When you think of threats to the business, you might think of those huge issues that can pop up. A PR disaster, a disagreement with a big client or those kinds of things. It’s more likely that a business is going to suffer a longer, harder fall, however. It’s the little leaks that add up that can sink the whole boat. So you need to get your magnifying glass out and make sure you’re taking care of the following.
Everything in its place
Loss of physical materials and assets is a big problem in a lot of businesses. From construction to production, these problems cost you money. So you should be actively making sure that it isn’t happening. A proper inventory system can help you do just that. From managing asset locations to logging equipment, track as much as your physical inventory as you can. Services like NFC Direct can help you fit the system to the specific model of your business. That way, you’re not missing out on anything important.
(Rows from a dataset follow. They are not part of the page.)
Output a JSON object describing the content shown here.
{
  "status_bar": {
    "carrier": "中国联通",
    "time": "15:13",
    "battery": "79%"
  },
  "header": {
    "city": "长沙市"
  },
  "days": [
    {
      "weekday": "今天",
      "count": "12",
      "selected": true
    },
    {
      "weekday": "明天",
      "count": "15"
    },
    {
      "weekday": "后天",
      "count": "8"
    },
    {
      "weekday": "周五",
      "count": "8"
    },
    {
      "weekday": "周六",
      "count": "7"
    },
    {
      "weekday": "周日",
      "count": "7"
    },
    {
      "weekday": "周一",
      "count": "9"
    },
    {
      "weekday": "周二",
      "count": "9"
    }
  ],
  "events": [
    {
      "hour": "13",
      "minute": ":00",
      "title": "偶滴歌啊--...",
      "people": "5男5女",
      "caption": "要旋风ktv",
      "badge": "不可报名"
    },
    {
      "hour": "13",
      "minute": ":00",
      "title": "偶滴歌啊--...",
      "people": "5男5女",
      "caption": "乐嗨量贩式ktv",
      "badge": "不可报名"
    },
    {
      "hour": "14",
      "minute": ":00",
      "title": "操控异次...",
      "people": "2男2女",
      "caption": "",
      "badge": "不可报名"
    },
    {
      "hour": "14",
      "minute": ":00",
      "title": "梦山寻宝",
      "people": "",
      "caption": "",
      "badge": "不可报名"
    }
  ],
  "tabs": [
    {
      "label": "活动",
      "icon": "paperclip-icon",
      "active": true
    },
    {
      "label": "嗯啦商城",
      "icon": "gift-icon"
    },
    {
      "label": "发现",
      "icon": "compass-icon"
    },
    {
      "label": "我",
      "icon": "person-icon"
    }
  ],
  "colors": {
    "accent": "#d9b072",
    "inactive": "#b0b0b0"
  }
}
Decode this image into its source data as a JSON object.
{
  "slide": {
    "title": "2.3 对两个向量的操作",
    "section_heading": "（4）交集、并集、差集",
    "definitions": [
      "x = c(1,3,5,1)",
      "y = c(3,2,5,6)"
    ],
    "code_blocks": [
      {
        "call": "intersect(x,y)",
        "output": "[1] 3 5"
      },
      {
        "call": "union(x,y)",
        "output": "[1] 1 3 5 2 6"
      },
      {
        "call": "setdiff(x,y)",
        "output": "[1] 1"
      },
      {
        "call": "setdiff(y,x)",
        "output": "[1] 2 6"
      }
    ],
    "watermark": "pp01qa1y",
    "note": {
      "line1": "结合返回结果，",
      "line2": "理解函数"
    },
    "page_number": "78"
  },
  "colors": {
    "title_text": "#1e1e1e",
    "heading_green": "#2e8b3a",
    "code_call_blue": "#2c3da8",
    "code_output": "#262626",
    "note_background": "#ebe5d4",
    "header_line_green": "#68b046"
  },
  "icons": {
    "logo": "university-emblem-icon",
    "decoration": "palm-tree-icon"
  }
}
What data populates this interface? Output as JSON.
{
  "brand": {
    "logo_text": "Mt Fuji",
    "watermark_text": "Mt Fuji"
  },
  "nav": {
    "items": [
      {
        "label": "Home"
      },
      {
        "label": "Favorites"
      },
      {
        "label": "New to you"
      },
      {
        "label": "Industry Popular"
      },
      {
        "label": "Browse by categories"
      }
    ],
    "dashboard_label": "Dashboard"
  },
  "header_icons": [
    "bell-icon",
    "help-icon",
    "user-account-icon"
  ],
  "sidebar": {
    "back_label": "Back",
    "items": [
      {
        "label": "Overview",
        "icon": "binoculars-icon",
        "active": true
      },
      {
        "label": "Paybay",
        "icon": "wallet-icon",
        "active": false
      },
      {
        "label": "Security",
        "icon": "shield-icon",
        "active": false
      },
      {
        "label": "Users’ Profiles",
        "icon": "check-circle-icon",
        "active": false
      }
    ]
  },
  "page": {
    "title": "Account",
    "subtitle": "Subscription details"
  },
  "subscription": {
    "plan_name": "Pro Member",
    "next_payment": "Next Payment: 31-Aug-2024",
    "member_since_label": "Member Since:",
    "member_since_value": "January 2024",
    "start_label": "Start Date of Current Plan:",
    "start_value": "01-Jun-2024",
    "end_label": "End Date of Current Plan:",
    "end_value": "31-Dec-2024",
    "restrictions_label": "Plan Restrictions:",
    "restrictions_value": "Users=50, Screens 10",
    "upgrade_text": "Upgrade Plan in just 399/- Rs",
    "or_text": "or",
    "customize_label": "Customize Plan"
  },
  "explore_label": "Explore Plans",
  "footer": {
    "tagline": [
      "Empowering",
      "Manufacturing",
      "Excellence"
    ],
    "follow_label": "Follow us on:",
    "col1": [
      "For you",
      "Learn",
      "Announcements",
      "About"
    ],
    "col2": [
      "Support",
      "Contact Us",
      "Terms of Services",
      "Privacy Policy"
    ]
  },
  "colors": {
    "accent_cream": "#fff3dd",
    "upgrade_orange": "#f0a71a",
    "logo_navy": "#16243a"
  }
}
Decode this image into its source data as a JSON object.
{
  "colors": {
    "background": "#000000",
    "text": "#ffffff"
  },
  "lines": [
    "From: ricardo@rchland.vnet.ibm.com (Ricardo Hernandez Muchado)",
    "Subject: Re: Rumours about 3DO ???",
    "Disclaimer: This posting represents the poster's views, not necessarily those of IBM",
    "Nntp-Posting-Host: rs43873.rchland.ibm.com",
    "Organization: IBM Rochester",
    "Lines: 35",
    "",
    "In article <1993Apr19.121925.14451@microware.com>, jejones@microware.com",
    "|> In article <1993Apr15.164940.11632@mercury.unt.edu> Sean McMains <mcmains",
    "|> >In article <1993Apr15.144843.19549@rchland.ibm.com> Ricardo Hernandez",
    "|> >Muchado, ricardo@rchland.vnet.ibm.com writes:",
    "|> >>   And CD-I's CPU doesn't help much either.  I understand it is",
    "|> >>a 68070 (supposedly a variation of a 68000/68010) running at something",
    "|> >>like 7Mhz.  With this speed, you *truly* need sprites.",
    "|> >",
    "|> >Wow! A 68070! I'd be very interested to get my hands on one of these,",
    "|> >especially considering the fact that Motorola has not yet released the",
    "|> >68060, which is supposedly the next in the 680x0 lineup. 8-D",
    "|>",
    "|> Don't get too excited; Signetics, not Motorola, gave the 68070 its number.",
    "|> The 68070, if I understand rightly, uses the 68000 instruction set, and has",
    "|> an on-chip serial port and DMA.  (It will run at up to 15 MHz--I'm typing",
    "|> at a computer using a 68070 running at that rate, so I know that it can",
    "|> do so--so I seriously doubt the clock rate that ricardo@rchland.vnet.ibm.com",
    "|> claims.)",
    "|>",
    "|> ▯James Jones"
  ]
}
Avoiding tech disasters
The hardware you use is just as important for keeping work flowing smoothly. There are a lot of ways you should be ensuring they’re not proving a liability. Regular maintenance and repair checks should be done to stop them from degrading all too quickly. Then you need to consider the security threats present in digital equipment. Most businesses that suffer a data breach close in under two years after it happens. Make sure any devices used in your workplace are fully protected with antiviruses and firewalls. Don’t let people bring in foreign devices like USB Drives which could harbour malware.
Tackling work interruption
Having faulty equipment is going to interrupt work, but most of those work interruptions are actually going to come from your staff. There are two kinds to tackle. Internal interruption is caused by things like distractions. Engaging employees in their tasks and making sure they can’t access distracting websites can help you tackle that. External interruption is caused by other people. Fixing that is about fixing the culture of the workplace. Teach people to prioritise and keep checklists of tasks that come their way. Teach them to send their requests for co-workers in emails marked with codes based on how high a priority is. If someone needs help that will free up their otherwise obstructed workflow, that needs to be a code red. Whereas tasks that aren’t as important can be marked so and thus prove less of a distraction.
Track absolutely everything
Just like tracking the physical assets in the business, you should be tracking the workflow of the office as well. Get an objective overview of how employees are doing by developing key performance indicators. Set measurable goals. Make sure they’re crafted with them to help, so you measure them by the roles they’re supposed to be doing, not some arbitrary numbers.
Your employees, your equipment and your time all need to be used to the fullest of their abilities. Don’t find yourself sinking because of a pile of little problems rolled into one.